> **BRIEF**: An exact copy of the listing is what is needed here; write it out in full.
*** Opening RECORDS FOR THIS EXERCISE ***
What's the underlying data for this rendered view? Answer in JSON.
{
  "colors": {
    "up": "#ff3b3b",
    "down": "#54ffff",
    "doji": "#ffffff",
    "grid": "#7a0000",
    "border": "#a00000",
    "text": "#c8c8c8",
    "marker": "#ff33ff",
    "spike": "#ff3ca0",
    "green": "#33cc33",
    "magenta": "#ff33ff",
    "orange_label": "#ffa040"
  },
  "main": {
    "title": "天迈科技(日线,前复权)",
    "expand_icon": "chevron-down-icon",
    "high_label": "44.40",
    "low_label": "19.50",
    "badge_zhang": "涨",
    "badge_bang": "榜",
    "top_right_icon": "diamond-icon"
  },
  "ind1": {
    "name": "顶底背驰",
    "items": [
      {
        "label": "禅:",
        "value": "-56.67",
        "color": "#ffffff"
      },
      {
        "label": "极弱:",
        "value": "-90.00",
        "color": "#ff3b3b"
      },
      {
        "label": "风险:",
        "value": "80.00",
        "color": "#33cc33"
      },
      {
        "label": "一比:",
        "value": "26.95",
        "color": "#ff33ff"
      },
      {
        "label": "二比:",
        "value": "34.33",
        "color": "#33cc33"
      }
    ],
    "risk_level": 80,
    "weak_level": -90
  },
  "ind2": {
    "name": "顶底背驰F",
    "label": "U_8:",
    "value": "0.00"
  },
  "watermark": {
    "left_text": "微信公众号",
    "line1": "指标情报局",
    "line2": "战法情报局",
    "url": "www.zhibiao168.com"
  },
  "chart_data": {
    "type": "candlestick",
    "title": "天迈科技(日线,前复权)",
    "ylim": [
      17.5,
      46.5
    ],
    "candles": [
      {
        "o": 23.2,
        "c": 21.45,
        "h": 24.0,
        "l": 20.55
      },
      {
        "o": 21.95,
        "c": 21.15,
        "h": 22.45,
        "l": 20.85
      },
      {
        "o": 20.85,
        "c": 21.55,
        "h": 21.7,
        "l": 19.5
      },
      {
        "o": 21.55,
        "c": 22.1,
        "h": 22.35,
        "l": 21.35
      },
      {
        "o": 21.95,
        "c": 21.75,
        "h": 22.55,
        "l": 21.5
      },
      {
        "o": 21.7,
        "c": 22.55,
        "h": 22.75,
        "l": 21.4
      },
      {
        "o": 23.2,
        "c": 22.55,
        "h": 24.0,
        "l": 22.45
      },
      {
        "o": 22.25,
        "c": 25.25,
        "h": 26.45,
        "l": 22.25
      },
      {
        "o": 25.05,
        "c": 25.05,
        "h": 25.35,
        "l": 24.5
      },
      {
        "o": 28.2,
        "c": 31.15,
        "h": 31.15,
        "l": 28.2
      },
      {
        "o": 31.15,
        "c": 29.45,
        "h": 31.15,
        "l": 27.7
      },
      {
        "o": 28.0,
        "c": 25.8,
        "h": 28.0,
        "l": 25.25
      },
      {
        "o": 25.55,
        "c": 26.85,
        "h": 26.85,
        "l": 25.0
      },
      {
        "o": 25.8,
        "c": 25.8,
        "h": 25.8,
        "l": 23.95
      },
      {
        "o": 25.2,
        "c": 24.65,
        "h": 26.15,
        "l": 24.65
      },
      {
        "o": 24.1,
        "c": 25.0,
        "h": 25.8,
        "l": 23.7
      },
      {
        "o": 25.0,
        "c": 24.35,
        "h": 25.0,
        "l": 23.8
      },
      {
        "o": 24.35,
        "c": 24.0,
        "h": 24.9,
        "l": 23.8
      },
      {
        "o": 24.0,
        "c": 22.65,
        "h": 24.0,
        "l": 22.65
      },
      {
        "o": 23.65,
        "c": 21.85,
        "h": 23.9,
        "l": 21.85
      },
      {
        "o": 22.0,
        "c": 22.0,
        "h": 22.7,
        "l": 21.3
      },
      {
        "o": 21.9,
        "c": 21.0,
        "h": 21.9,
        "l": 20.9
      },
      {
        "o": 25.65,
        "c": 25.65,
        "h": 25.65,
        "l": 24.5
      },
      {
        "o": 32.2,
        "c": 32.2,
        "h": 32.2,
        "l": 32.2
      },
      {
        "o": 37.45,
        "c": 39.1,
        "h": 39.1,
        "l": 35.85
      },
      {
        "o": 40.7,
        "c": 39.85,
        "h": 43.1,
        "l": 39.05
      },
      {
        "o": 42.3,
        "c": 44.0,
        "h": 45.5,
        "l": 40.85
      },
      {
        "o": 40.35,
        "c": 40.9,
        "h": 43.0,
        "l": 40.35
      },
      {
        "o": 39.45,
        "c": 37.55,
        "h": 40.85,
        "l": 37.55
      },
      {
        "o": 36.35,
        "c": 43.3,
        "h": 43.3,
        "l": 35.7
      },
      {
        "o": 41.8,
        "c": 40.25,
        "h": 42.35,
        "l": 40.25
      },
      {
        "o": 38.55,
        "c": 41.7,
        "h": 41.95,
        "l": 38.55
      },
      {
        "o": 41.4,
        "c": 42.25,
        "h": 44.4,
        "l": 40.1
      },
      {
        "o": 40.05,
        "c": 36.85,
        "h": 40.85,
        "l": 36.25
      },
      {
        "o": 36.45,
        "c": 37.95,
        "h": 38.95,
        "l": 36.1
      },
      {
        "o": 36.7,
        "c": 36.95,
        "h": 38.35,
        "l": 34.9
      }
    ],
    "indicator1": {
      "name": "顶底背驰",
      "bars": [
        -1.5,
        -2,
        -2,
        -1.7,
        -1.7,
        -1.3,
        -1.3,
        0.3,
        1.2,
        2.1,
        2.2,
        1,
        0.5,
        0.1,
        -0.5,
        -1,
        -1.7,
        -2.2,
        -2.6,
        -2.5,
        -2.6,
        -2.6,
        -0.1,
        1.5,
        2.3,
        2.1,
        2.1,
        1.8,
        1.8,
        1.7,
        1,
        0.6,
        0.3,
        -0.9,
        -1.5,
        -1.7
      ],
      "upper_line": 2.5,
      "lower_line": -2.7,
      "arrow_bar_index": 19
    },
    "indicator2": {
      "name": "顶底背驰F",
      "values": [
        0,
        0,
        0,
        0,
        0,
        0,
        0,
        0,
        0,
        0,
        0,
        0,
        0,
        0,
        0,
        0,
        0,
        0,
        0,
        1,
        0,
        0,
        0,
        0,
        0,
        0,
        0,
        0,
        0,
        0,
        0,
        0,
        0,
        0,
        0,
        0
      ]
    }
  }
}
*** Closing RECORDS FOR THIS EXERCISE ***
> **ANSWER FOR THE TASK**:
What's the underlying data for this rendered view? Answer in JSON.
{
  "colors": {
    "up": "#ff3b3b",
    "down": "#54ffff",
    "doji": "#ffffff",
    "grid": "#7a0000",
    "border": "#a00000",
    "text": "#c8c8c8",
    "marker": "#ff33ff",
    "spike": "#ff3ca0",
    "green": "#33cc33",
    "magenta": "#ff33ff",
    "orange_label": "#ffa040"
  },
  "main": {
    "title": "天迈科技(日线,前复权)",
    "expand_icon": "chevron-down-icon",
    "high_label": "44.40",
    "low_label": "19.50",
    "badge_zhang": "涨",
    "badge_bang": "榜",
    "top_right_icon": "diamond-icon"
  },
  "ind1": {
    "name": "顶底背驰",
    "items": [
      {
        "label": "禅:",
        "value": "-56.67",
        "color": "#ffffff"
      },
      {
        "label": "极弱:",
        "value": "-90.00",
        "color": "#ff3b3b"
      },
      {
        "label": "风险:",
        "value": "80.00",
        "color": "#33cc33"
      },
      {
        "label": "一比:",
        "value": "26.95",
        "color": "#ff33ff"
      },
      {
        "label": "二比:",
        "value": "34.33",
        "color": "#33cc33"
      }
    ],
    "risk_level": 80,
    "weak_level": -90
  },
  "ind2": {
    "name": "顶底背驰F",
    "label": "U_8:",
    "value": "0.00"
  },
  "watermark": {
    "left_text": "微信公众号",
    "line1": "指标情报局",
    "line2": "战法情报局",
    "url": "www.zhibiao168.com"
  },
  "chart_data": {
    "type": "candlestick",
    "title": "天迈科技(日线,前复权)",
    "ylim": [
      17.5,
      46.5
    ],
    "candles": [
      {
        "o": 23.2,
        "c": 21.45,
        "h": 24.0,
        "l": 20.55
      },
      {
        "o": 21.95,
        "c": 21.15,
        "h": 22.45,
        "l": 20.85
      },
      {
        "o": 20.85,
        "c": 21.55,
        "h": 21.7,
        "l": 19.5
      },
      {
        "o": 21.55,
        "c": 22.1,
        "h": 22.35,
        "l": 21.35
      },
      {
        "o": 21.95,
        "c": 21.75,
        "h": 22.55,
        "l": 21.5
      },
      {
        "o": 21.7,
        "c": 22.55,
        "h": 22.75,
        "l": 21.4
      },
      {
        "o": 23.2,
        "c": 22.55,
        "h": 24.0,
        "l": 22.45
      },
      {
        "o": 22.25,
        "c": 25.25,
        "h": 26.45,
        "l": 22.25
      },
      {
        "o": 25.05,
        "c": 25.05,
        "h": 25.35,
        "l": 24.5
      },
      {
        "o": 28.2,
        "c": 31.15,
        "h": 31.15,
        "l": 28.2
      },
      {
        "o": 31.15,
        "c": 29.45,
        "h": 31.15,
        "l": 27.7
      },
      {
        "o": 28.0,
        "c": 25.8,
        "h": 28.0,
        "l": 25.25
      },
      {
        "o": 25.55,
        "c": 26.85,
        "h": 26.85,
        "l": 25.0
      },
      {
        "o": 25.8,
        "c": 25.8,
        "h": 25.8,
        "l": 23.95
      },
      {
        "o": 25.2,
        "c": 24.65,
        "h": 26.15,
        "l": 24.65
      },
      {
        "o": 24.1,
        "c": 25.0,
        "h": 25.8,
        "l": 23.7
      },
      {
        "o": 25.0,
        "c": 24.35,
        "h": 25.0,
        "l": 23.8
      },
      {
        "o": 24.35,
        "c": 24.0,
        "h": 24.9,
        "l": 23.8
      },
      {
        "o": 24.0,
        "c": 22.65,
        "h": 24.0,
        "l": 22.65
      },
      {
        "o": 23.65,
        "c": 21.85,
        "h": 23.9,
        "l": 21.85
      },
      {
        "o": 22.0,
        "c": 22.0,
        "h": 22.7,
        "l": 21.3
      },
      {
        "o": 21.9,
        "c": 21.0,
        "h": 21.9,
        "l": 20.9
      },
      {
        "o": 25.65,
        "c": 25.65,
        "h": 25.65,
        "l": 24.5
      },
      {
        "o": 32.2,
        "c": 32.2,
        "h": 32.2,
        "l": 32.2
      },
      {
        "o": 37.45,
        "c": 39.1,
        "h": 39.1,
        "l": 35.85
      },
      {
        "o": 40.7,
        "c": 39.85,
        "h": 43.1,
        "l": 39.05
      },
      {
        "o": 42.3,
        "c": 44.0,
        "h": 45.5,
        "l": 40.85
      },
      {
        "o": 40.35,
        "c": 40.9,
        "h": 43.0,
        "l": 40.35
      },
      {
        "o": 39.45,
        "c": 37.55,
        "h": 40.85,
        "l": 37.55
      },
      {
        "o": 36.35,
        "c": 43.3,
        "h": 43.3,
        "l": 35.7
      },
      {
        "o": 41.8,
        "c": 40.25,
        "h": 42.35,
        "l": 40.25
      },
      {
        "o": 38.55,
        "c": 41.7,
        "h": 41.95,
        "l": 38.55
      },
      {
        "o": 41.4,
        "c": 42.25,
        "h": 44.4,
        "l": 40.1
      },
      {
        "o": 40.05,
        "c": 36.85,
        "h": 40.85,
        "l": 36.25
      },
      {
        "o": 36.45,
        "c": 37.95,
        "h": 38.95,
        "l": 36.1
      },
      {
        "o": 36.7,
        "c": 36.95,
        "h": 38.35,
        "l": 34.9
      }
    ],
    "indicator1": {
      "name": "顶底背驰",
      "bars": [
        -1.5,
        -2,
        -2,
        -1.7,
        -1.7,
        -1.3,
        -1.3,
        0.3,
        1.2,
        2.1,
        2.2,
        1,
        0.5,
        0.1,
        -0.5,
        -1,
        -1.7,
        -2.2,
        -2.6,
        -2.5,
        -2.6,
        -2.6,
        -0.1,
        1.5,
        2.3,
        2.1,
        2.1,
        1.8,
        1.8,
        1.7,
        1,
        0.6,
        0.3,
        -0.9,
        -1.5,
        -1.7
      ],
      "upper_line": 2.5,
      "lower_line": -2.7,
      "arrow_bar_index": 19
    },
    "indicator2": {
      "name": "顶底背驰F",
      "values": [
        0,
        0,
        0,
        0,
        0,
        0,
        0,
        0,
        0,
        0,
        0,
        0,
        0,
        0,
        0,
        0,
        0,
        0,
        0,
        1,
        0,
        0,
        0,
        0,
        0,
        0,
        0,
        0,
        0,
        0,
        0,
        0,
        0,
        0,
        0,
        0
      ]
    }
  }
}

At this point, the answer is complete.